## Required action
Report each line from the data below that holds the word "rise".
*** Opening Exercise input ***
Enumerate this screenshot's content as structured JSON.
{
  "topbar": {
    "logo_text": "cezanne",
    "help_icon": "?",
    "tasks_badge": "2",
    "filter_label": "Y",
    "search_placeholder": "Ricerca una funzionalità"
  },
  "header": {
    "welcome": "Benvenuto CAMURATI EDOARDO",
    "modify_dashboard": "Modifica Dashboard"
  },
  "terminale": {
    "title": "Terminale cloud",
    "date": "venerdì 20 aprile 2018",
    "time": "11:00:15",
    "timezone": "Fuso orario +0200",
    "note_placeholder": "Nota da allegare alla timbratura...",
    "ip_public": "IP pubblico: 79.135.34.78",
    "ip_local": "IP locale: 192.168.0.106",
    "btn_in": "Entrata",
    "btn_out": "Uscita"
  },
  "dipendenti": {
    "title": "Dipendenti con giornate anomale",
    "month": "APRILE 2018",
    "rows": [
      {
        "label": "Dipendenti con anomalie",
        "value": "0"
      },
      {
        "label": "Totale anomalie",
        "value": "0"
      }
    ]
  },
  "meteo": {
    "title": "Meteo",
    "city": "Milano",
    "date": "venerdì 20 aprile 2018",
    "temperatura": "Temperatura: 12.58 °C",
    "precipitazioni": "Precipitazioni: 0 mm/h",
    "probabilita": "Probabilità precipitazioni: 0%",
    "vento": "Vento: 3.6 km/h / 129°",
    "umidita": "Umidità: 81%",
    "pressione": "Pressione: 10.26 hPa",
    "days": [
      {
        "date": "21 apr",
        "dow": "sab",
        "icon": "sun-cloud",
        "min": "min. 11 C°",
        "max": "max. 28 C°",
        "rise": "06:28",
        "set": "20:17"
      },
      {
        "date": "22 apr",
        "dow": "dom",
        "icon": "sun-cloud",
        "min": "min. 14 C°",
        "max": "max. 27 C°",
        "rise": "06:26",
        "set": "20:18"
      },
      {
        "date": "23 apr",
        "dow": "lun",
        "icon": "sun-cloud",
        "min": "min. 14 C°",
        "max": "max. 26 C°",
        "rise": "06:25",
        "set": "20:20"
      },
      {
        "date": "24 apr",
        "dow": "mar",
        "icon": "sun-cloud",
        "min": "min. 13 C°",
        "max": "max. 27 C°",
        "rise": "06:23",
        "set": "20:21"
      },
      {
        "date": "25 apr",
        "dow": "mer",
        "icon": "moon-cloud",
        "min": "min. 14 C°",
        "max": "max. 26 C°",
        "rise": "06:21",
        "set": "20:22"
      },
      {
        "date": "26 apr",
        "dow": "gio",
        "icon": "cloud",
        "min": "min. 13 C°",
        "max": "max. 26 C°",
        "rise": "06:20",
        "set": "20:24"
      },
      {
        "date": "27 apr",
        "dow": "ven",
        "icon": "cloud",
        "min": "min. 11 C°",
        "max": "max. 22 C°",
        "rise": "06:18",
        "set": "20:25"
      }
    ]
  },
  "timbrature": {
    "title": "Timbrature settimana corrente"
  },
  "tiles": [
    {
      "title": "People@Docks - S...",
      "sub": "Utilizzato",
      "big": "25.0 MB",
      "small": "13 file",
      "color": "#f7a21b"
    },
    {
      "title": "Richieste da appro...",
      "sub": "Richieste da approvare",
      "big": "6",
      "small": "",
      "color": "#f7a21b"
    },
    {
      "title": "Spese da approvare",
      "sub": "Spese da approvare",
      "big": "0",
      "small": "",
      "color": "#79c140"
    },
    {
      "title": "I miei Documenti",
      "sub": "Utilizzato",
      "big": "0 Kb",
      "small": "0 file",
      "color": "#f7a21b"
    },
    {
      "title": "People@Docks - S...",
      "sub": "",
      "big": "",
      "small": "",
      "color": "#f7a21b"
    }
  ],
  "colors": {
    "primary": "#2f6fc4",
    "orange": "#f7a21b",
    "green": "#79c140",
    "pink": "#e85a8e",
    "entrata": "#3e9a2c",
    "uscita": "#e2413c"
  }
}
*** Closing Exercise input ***
## Output for this task
        "rise": "06:28",
        "rise": "06:26",
        "rise": "06:25",
        "rise": "06:23",
        "rise": "06:21",
        "rise": "06:20",
        "rise": "06:18",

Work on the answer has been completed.